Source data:
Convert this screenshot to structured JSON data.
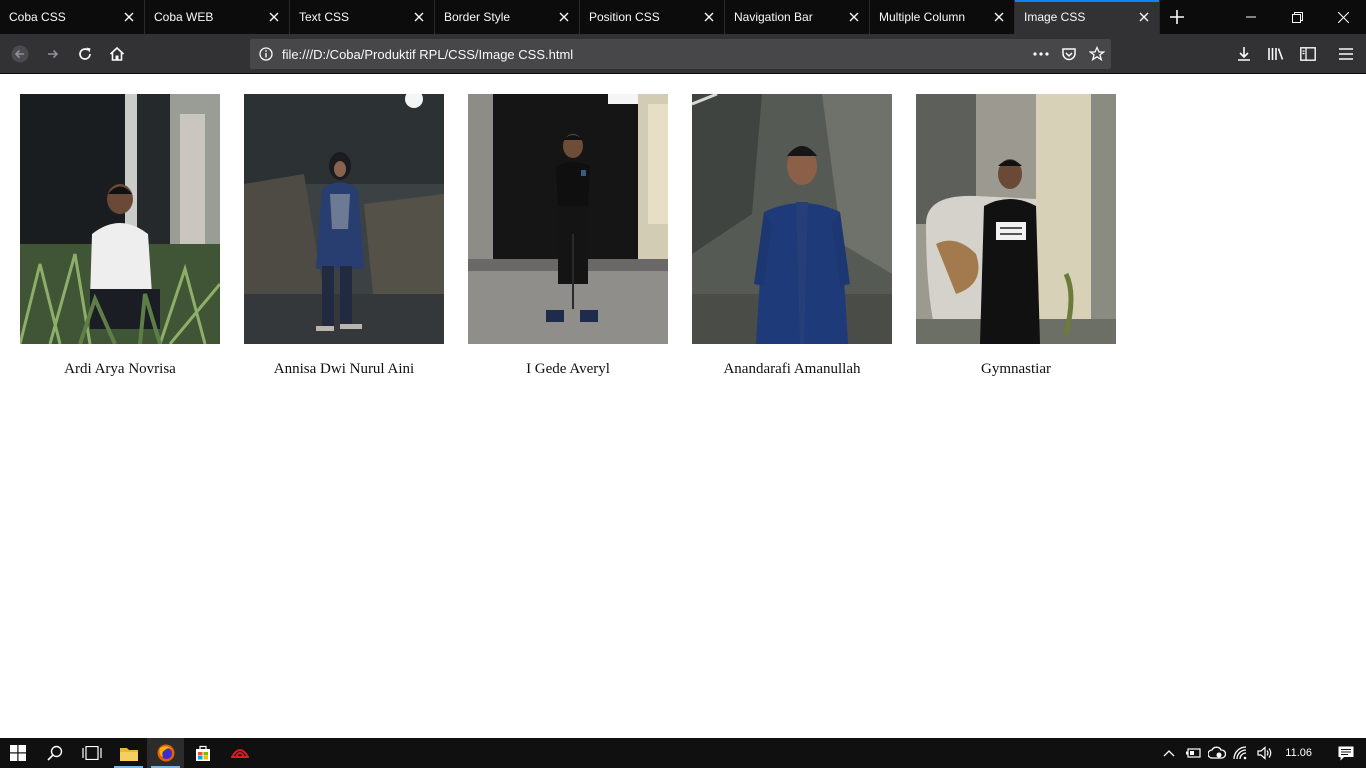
{
  "browser": {
    "tabs": [
      {
        "label": "Coba CSS",
        "active": false
      },
      {
        "label": "Coba WEB",
        "active": false
      },
      {
        "label": "Text CSS",
        "active": false
      },
      {
        "label": "Border Style",
        "active": false
      },
      {
        "label": "Position CSS",
        "active": false
      },
      {
        "label": "Navigation Bar",
        "active": false
      },
      {
        "label": "Multiple Column",
        "active": false
      },
      {
        "label": "Image CSS",
        "active": true
      }
    ],
    "url": "file:///D:/Coba/Produktif RPL/CSS/Image CSS.html",
    "accent_color": "#0a84ff"
  },
  "gallery": {
    "items": [
      {
        "name": "Ardi Arya Novrisa",
        "photo_icon": "person-photo"
      },
      {
        "name": "Annisa Dwi Nurul Aini",
        "photo_icon": "person-photo"
      },
      {
        "name": "I Gede Averyl",
        "photo_icon": "person-photo"
      },
      {
        "name": "Anandarafi Amanullah",
        "photo_icon": "person-photo"
      },
      {
        "name": "Gymnastiar",
        "photo_icon": "person-photo"
      }
    ]
  },
  "taskbar": {
    "clock": "11.06"
  }
}
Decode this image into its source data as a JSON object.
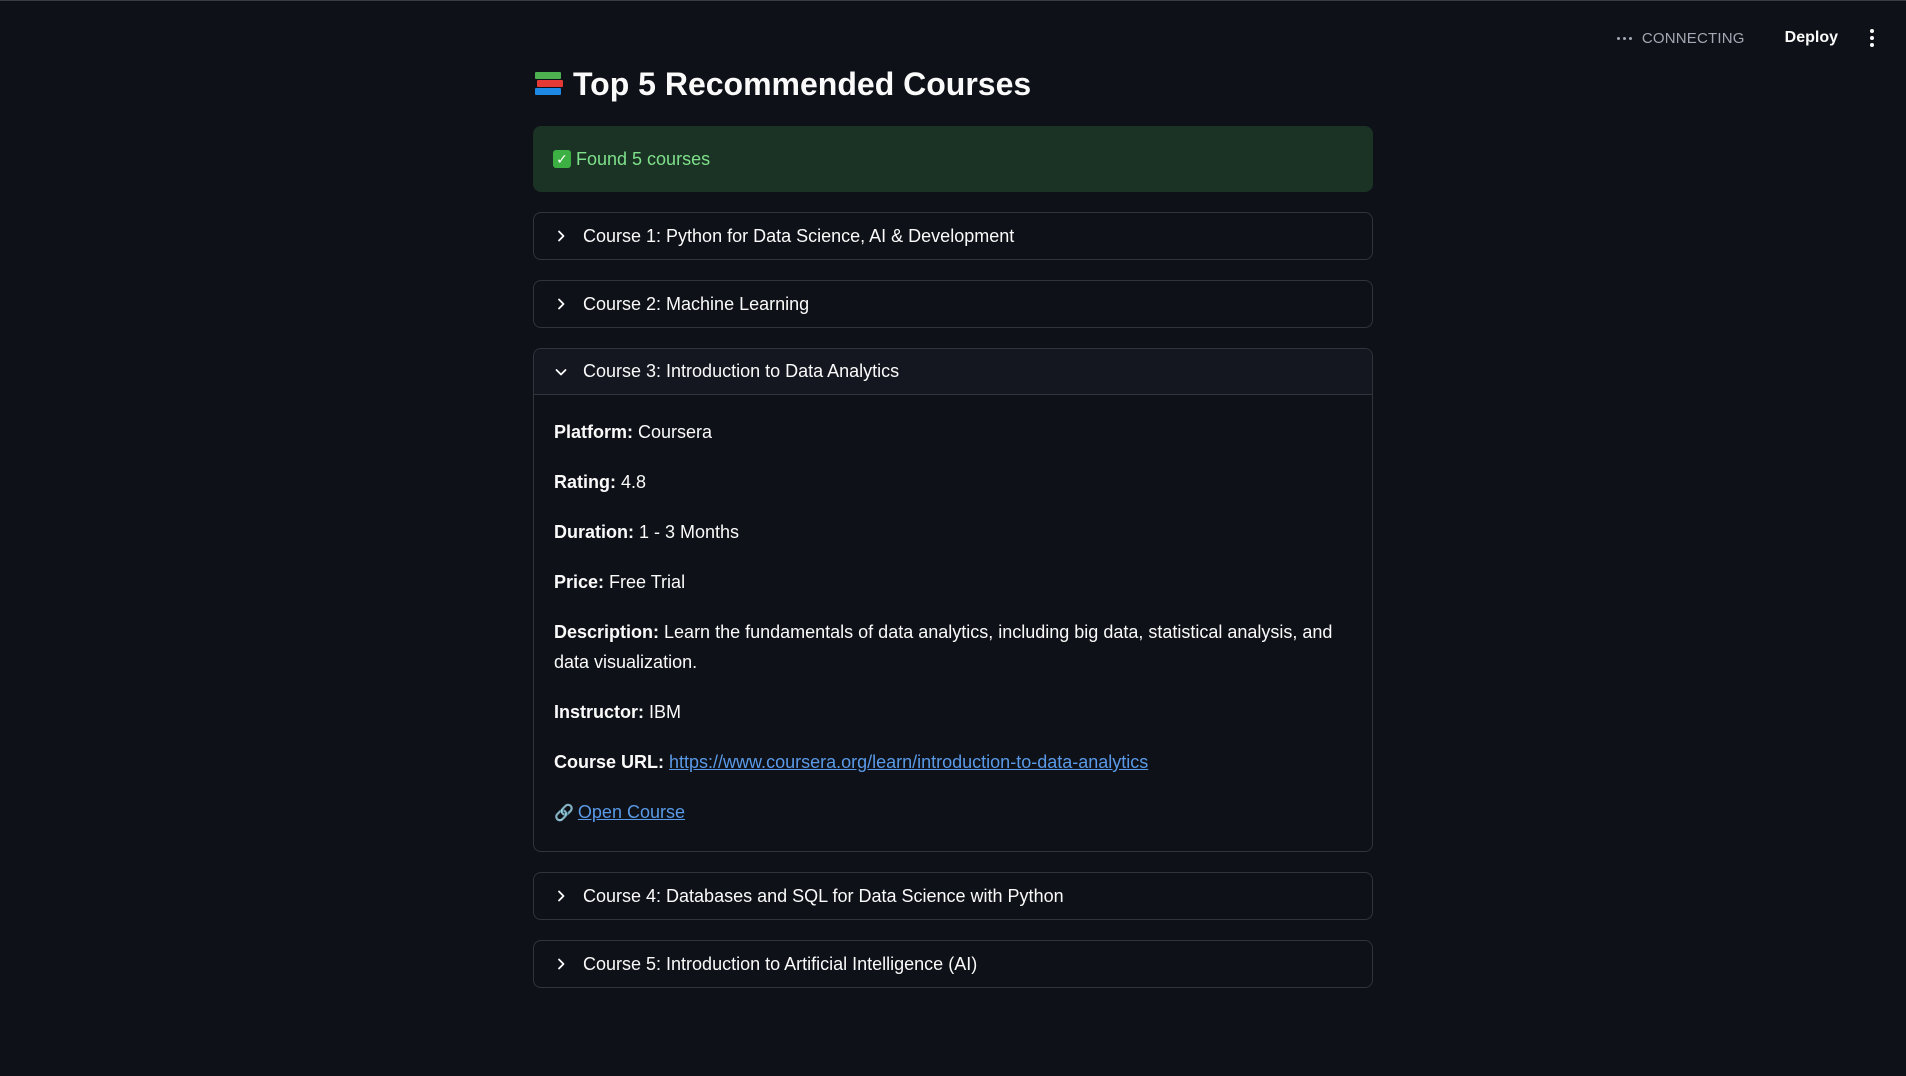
{
  "toolbar": {
    "status": "CONNECTING",
    "deploy_label": "Deploy"
  },
  "page": {
    "title": "Top 5 Recommended Courses",
    "title_icon": "books-icon"
  },
  "success": {
    "message": "Found 5 courses",
    "icon": "check-icon"
  },
  "courses": [
    {
      "label": "Course 1: Python for Data Science, AI & Development",
      "expanded": false
    },
    {
      "label": "Course 2: Machine Learning",
      "expanded": false
    },
    {
      "label": "Course 3: Introduction to Data Analytics",
      "expanded": true,
      "details": {
        "platform_label": "Platform:",
        "platform": "Coursera",
        "rating_label": "Rating:",
        "rating": "4.8",
        "duration_label": "Duration:",
        "duration": "1 - 3 Months",
        "price_label": "Price:",
        "price": "Free Trial",
        "description_label": "Description:",
        "description": "Learn the fundamentals of data analytics, including big data, statistical analysis, and data visualization.",
        "instructor_label": "Instructor:",
        "instructor": "IBM",
        "url_label": "Course URL:",
        "url": "https://www.coursera.org/learn/introduction-to-data-analytics",
        "open_label": "Open Course",
        "open_icon": "link-icon"
      }
    },
    {
      "label": "Course 4: Databases and SQL for Data Science with Python",
      "expanded": false
    },
    {
      "label": "Course 5: Introduction to Artificial Intelligence (AI)",
      "expanded": false
    }
  ],
  "colors": {
    "background": "#0e1117",
    "success_bg": "#1b3325",
    "success_text": "#7ee08a",
    "link": "#5a9ae8",
    "border": "#30343d"
  }
}
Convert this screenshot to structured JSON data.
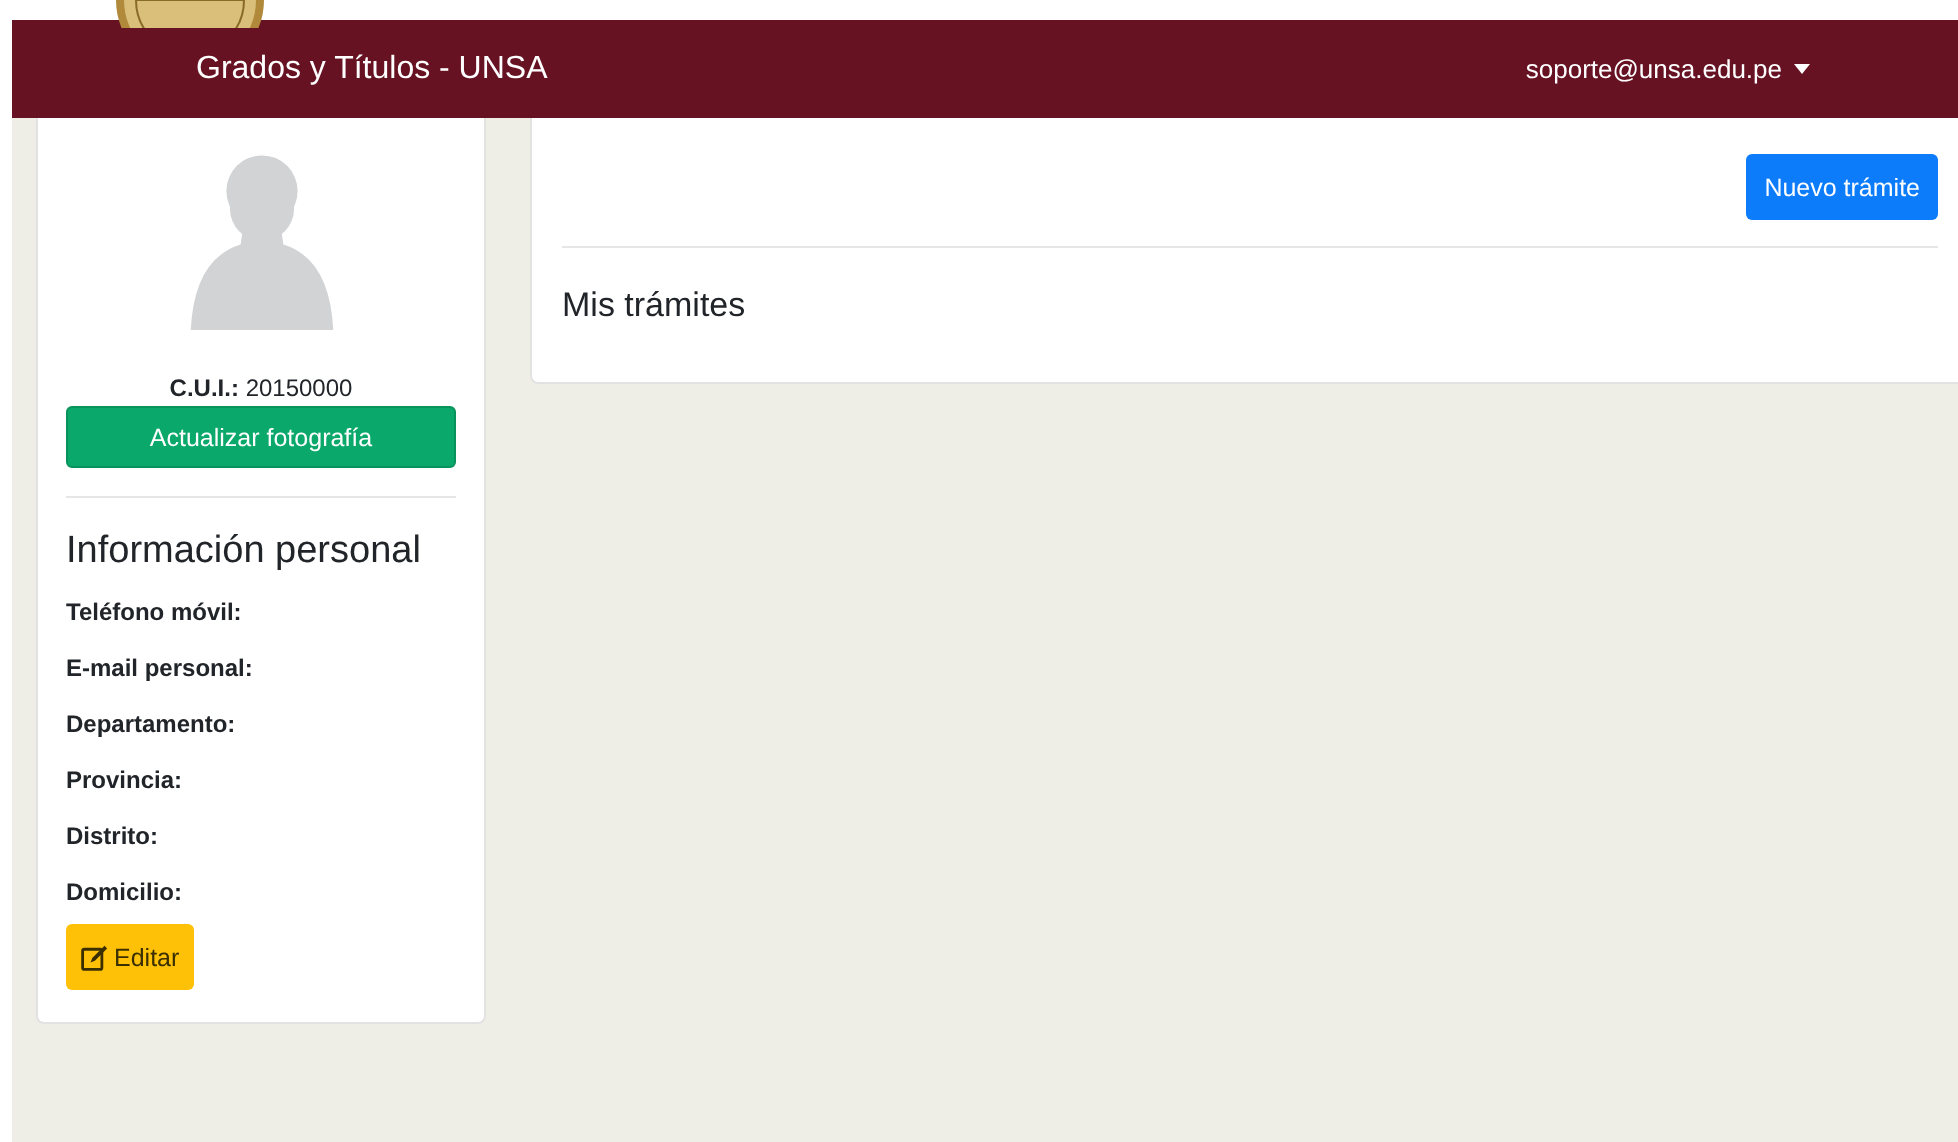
{
  "navbar": {
    "brand": "Grados y Títulos - UNSA",
    "user_menu": "soporte@unsa.edu.pe"
  },
  "profile": {
    "cui_label": "C.U.I.:",
    "cui_value": "20150000",
    "photo_button": "Actualizar fotografía",
    "section_title": "Información personal",
    "fields": [
      {
        "label": "Teléfono móvil:"
      },
      {
        "label": "E-mail personal:"
      },
      {
        "label": "Departamento:"
      },
      {
        "label": "Provincia:"
      },
      {
        "label": "Distrito:"
      },
      {
        "label": "Domicilio:"
      }
    ],
    "edit_button": "Editar"
  },
  "main": {
    "new_button": "Nuevo trámite",
    "title": "Mis trámites"
  }
}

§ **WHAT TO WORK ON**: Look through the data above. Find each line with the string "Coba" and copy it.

§ **RESPONSE TO THE TASK**:
        "label": "Coba CSS",
        "label": "Coba WEB",
    "url": "file:///D:/Coba/Produktif RPL/CSS/Image CSS.html",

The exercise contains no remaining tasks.